# WHAT THE TASK REQUIRES:
I need every line that includes the word "Channels" copied from the material.

# AVAILABLE DATA:
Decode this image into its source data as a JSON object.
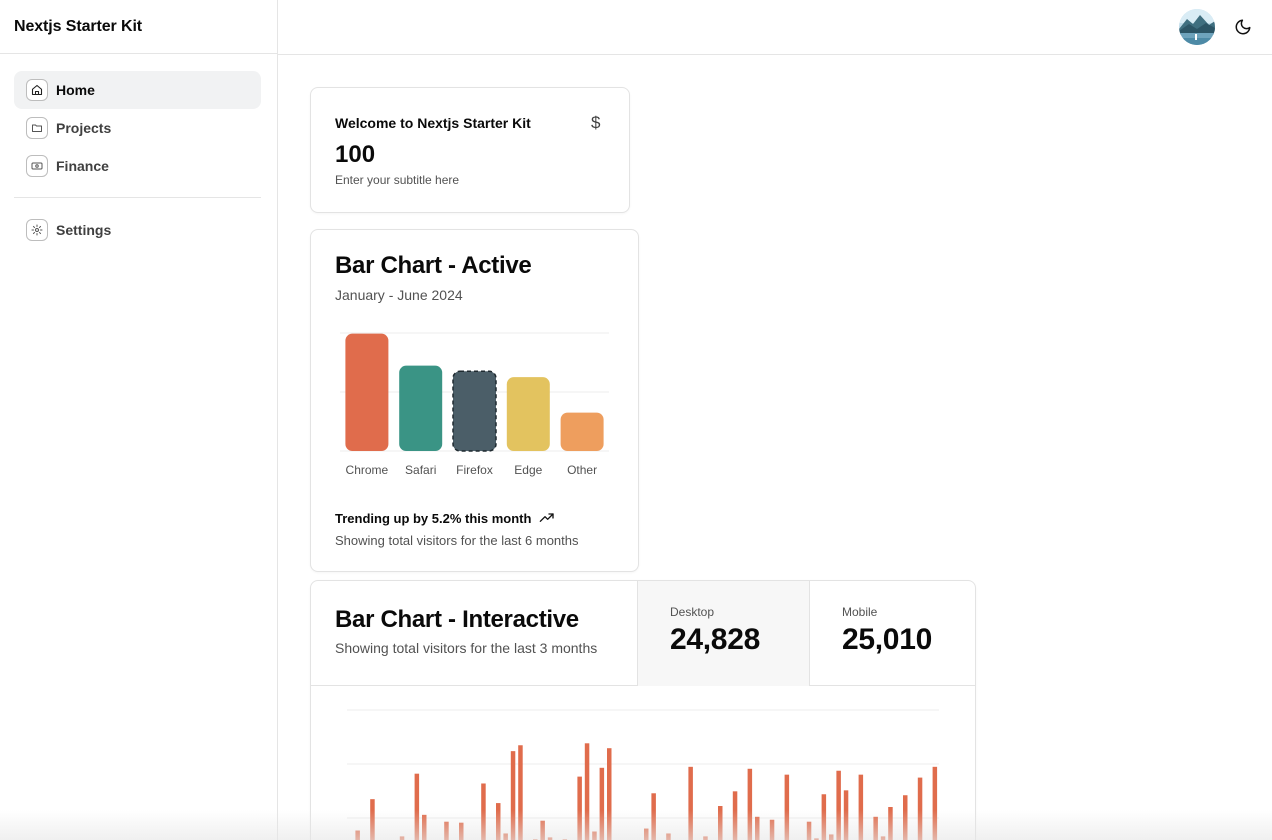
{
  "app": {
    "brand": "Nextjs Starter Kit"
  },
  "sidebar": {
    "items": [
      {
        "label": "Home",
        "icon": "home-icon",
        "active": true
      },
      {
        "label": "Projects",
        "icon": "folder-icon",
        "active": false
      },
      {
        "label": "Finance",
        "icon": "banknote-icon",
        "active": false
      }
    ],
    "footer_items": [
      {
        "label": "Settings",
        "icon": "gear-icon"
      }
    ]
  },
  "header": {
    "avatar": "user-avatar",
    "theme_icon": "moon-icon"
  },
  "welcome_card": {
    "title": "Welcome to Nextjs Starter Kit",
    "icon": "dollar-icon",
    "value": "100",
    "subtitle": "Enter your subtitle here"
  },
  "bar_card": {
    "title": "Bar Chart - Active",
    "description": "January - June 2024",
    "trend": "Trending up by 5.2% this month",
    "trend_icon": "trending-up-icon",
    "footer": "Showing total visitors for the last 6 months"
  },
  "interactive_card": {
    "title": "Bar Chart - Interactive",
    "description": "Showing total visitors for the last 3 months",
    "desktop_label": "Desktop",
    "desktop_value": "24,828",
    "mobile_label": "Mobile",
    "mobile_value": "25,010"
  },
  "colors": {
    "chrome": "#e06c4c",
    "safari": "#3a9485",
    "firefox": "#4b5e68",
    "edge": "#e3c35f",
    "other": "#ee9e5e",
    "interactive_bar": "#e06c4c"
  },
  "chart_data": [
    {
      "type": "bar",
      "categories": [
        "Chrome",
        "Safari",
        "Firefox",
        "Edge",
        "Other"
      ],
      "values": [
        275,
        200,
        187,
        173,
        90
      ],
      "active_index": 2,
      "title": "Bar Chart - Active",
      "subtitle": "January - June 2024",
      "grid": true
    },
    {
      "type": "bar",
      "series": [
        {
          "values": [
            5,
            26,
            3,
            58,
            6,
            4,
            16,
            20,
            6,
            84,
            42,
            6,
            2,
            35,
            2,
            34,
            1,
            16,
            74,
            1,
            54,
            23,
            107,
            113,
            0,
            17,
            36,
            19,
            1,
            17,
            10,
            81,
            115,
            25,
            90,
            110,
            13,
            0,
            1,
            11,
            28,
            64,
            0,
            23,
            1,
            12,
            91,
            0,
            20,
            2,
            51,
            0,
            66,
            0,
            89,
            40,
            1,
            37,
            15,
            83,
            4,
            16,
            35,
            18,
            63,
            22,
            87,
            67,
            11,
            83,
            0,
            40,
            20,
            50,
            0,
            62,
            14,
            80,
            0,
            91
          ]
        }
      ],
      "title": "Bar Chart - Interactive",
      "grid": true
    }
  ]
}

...

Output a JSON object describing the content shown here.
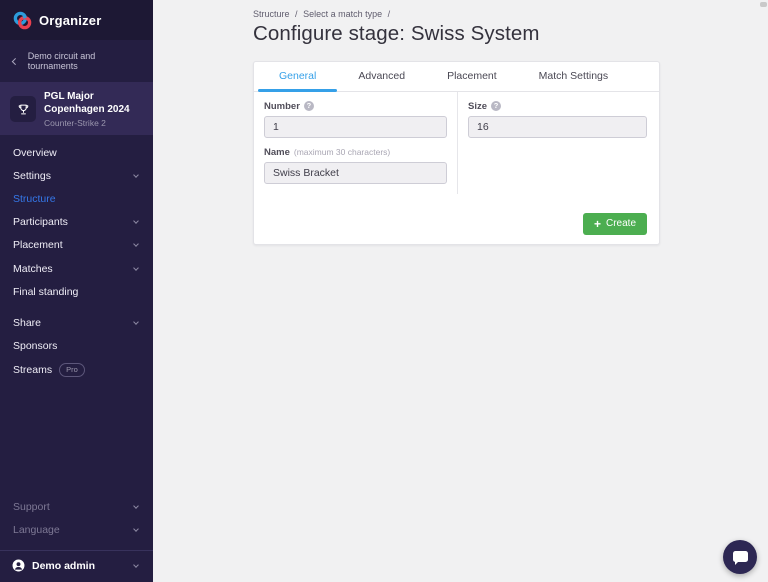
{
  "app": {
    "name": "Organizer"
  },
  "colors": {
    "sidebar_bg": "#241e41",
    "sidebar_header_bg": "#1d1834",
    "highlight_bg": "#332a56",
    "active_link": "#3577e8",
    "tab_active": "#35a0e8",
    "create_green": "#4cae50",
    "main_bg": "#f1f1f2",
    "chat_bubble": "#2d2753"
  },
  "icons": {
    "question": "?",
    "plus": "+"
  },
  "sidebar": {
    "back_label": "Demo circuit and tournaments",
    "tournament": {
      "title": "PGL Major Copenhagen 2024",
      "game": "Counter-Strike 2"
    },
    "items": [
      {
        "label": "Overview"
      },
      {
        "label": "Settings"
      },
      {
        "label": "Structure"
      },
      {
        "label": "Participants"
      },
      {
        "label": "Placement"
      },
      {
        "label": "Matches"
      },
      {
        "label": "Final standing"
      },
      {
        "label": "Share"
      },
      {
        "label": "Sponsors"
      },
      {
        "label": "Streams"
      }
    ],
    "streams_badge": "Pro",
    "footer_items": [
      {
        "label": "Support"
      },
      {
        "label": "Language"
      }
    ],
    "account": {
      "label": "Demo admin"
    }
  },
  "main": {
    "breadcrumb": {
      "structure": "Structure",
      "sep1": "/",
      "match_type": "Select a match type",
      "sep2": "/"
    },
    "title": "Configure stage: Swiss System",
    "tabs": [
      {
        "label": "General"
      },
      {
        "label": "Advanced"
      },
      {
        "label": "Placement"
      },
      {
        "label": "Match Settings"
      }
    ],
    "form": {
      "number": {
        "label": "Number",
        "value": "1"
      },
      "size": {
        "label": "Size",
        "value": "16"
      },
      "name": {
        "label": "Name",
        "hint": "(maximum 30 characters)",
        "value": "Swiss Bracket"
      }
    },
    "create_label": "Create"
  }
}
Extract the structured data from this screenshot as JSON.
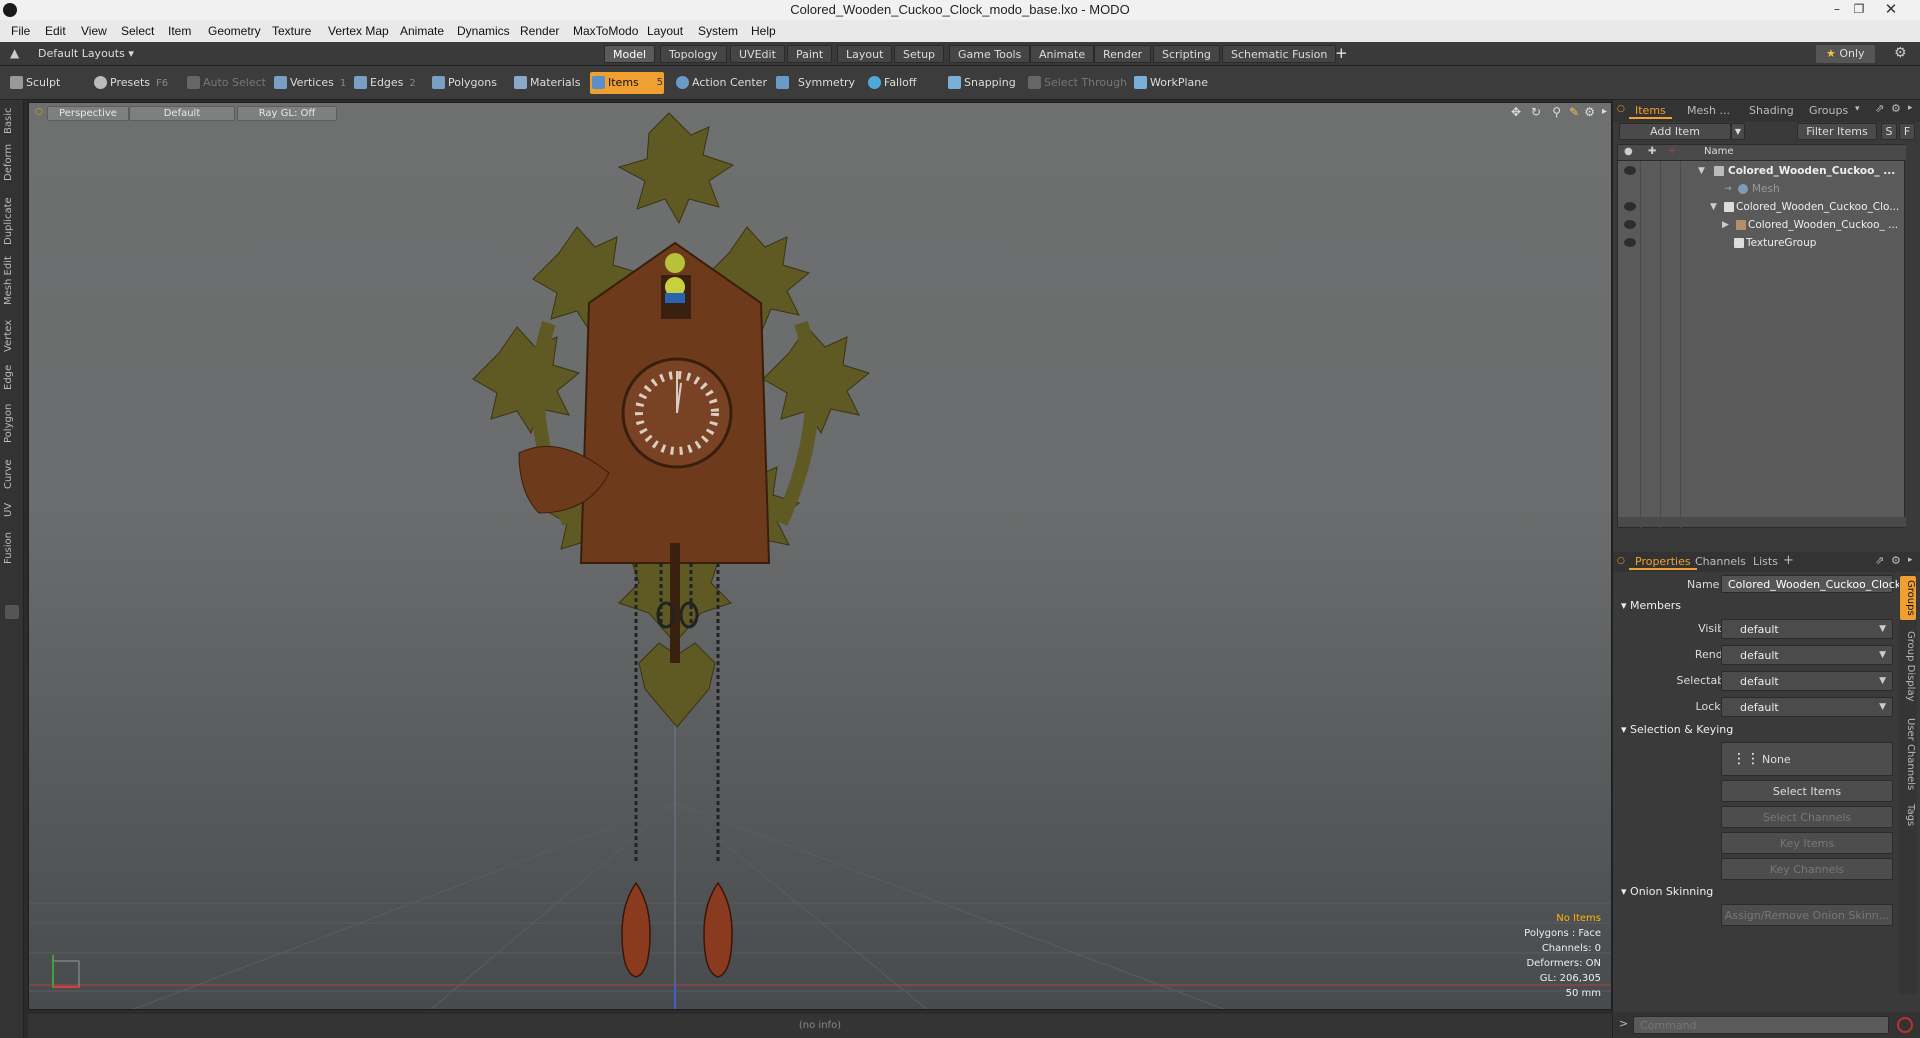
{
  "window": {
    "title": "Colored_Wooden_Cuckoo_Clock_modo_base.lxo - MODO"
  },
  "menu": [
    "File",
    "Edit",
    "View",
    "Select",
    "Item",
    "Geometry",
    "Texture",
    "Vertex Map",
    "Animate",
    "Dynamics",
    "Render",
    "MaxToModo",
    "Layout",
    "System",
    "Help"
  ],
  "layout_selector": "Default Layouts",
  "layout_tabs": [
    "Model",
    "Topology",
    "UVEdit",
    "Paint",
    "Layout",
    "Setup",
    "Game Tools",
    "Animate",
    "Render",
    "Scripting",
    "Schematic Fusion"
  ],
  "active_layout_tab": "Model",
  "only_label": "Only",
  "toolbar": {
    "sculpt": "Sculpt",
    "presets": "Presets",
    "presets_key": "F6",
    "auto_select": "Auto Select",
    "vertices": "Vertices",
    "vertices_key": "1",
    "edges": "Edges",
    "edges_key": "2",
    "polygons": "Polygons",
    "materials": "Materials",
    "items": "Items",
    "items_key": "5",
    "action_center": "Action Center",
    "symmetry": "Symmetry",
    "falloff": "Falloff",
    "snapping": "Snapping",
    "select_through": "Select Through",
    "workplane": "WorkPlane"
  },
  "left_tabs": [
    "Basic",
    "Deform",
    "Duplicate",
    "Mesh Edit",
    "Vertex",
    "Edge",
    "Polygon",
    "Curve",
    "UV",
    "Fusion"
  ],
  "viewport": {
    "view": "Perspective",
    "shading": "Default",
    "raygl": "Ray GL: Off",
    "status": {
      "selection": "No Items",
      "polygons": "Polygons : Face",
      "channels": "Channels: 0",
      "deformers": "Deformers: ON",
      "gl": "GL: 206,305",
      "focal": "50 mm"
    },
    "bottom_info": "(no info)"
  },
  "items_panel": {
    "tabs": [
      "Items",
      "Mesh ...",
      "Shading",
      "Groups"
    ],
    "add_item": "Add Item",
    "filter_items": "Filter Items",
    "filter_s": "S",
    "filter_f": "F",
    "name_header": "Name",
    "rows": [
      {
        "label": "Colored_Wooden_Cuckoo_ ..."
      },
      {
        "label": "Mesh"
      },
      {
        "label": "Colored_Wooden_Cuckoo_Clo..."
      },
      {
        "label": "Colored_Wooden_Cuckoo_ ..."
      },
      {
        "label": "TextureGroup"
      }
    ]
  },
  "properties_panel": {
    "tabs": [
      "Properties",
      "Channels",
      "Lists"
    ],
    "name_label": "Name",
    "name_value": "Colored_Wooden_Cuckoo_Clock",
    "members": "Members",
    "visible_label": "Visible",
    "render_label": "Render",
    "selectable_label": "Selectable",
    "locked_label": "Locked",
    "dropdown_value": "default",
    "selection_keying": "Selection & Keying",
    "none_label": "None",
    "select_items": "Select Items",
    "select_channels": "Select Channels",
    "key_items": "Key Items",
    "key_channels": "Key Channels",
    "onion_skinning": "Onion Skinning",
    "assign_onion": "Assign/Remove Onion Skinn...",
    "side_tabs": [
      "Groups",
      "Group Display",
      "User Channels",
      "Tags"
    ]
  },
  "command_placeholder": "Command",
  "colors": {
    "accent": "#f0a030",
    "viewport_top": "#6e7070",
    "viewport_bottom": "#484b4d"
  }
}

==

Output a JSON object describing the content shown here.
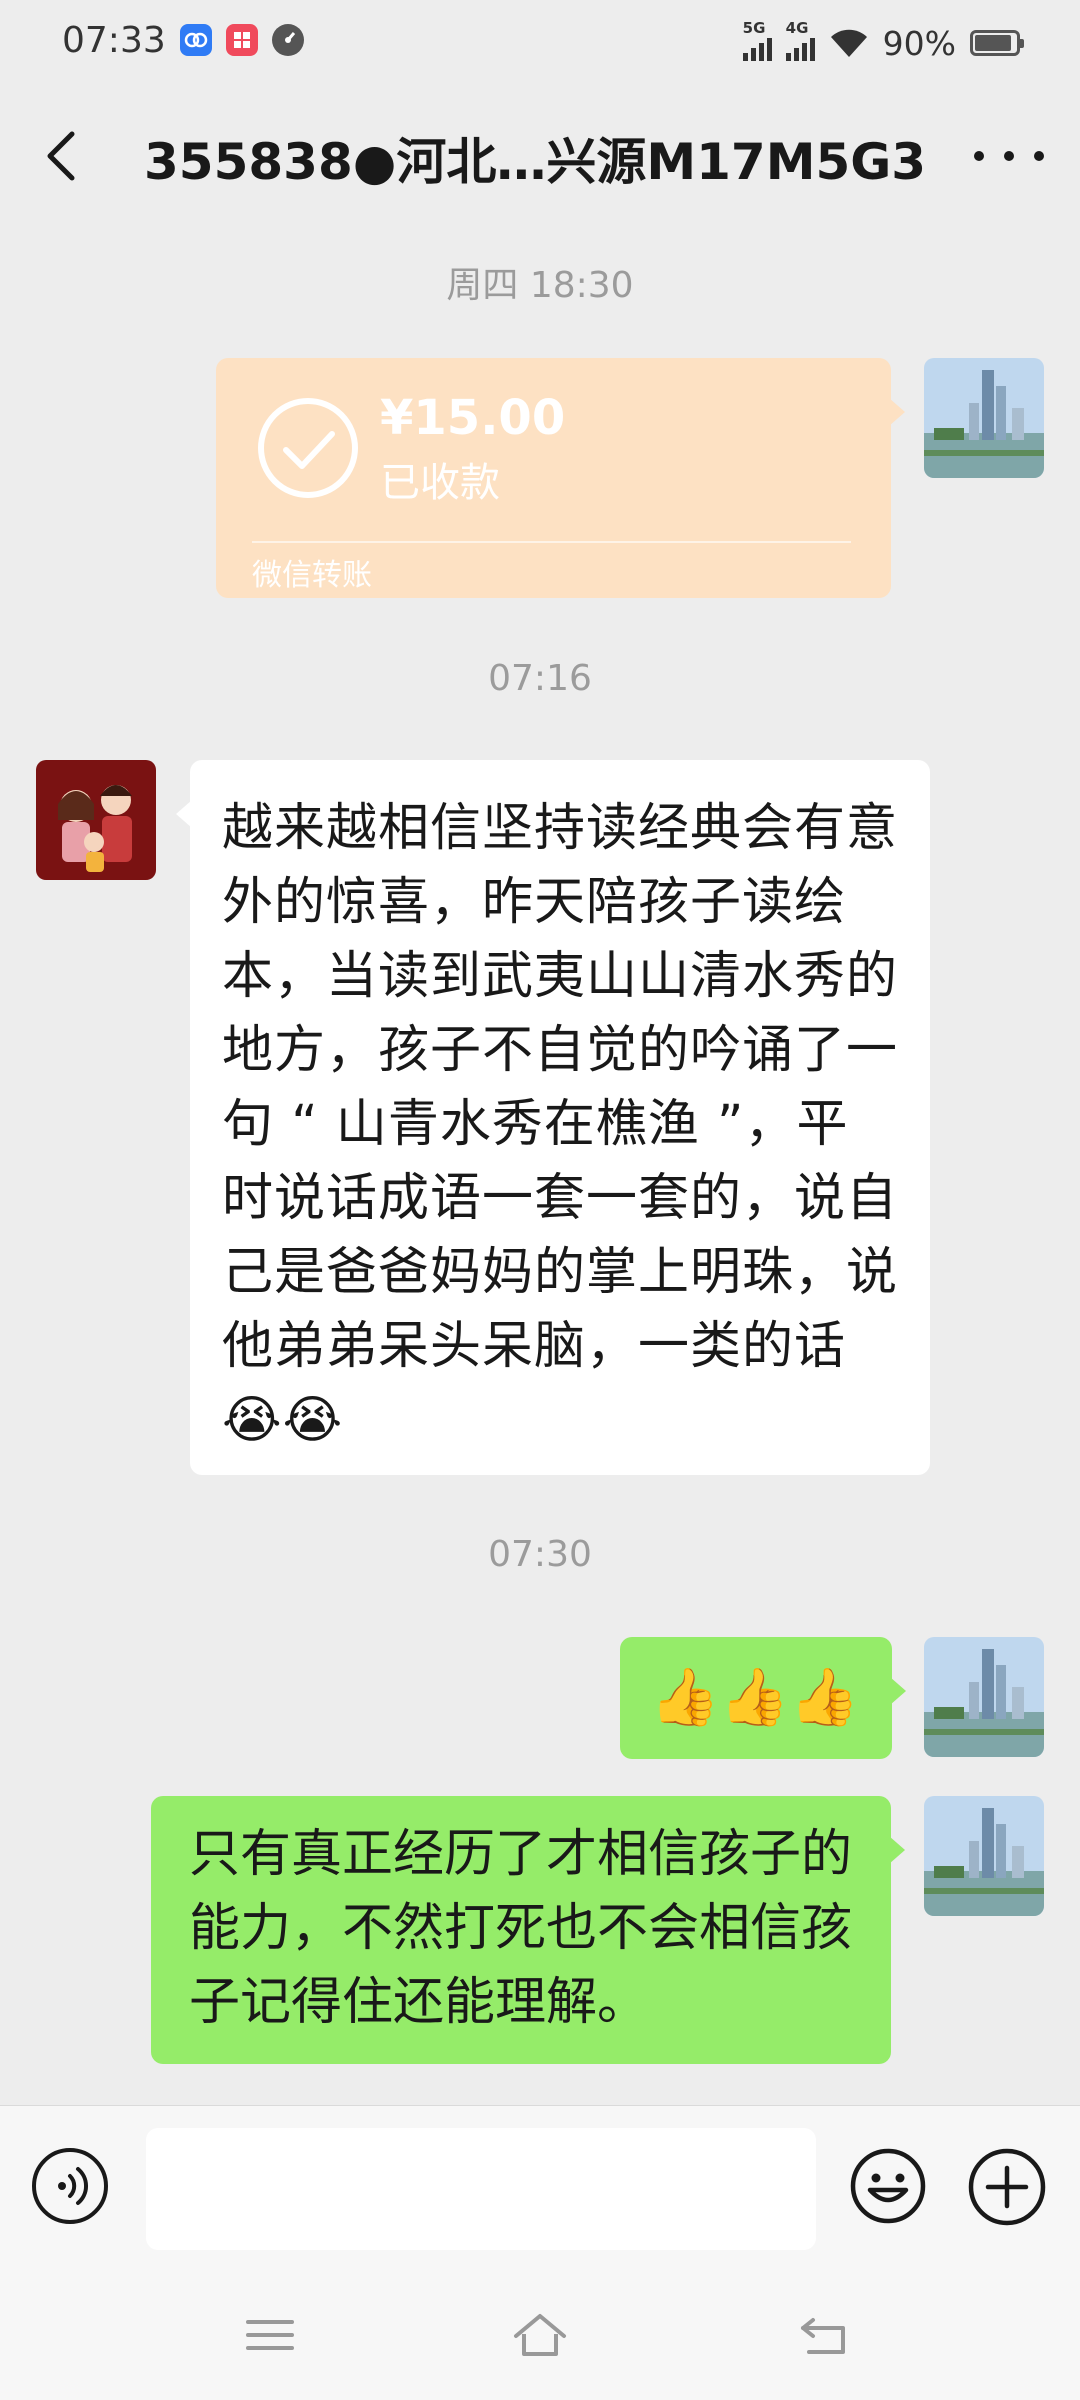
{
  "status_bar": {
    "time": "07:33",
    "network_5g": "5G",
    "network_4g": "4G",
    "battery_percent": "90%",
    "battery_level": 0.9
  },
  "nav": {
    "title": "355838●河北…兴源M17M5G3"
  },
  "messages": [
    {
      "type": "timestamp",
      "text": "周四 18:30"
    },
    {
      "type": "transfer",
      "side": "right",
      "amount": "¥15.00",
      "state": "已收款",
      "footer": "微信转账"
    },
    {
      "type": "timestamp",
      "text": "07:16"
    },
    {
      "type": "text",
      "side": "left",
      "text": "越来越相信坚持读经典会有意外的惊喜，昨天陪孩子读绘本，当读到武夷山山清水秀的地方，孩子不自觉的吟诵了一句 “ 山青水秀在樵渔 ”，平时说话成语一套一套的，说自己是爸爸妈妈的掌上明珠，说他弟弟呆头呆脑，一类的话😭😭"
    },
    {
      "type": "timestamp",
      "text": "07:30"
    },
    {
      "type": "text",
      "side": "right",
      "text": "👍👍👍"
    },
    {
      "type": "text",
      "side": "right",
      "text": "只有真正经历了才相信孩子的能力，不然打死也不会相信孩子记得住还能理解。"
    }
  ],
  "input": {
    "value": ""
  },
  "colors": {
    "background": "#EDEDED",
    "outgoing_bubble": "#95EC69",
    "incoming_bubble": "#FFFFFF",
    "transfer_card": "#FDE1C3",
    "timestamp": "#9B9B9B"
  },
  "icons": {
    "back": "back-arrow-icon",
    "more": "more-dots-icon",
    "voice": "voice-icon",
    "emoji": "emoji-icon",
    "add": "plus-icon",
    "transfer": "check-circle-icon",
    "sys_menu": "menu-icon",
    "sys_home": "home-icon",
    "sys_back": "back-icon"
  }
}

# RESPONSE FOR THIS EXERCISE:
      "channels": "Channels: 0",
      "Channels",
    "select_channels": "Select Channels",
    "key_channels": "Key Channels",
      "User Channels",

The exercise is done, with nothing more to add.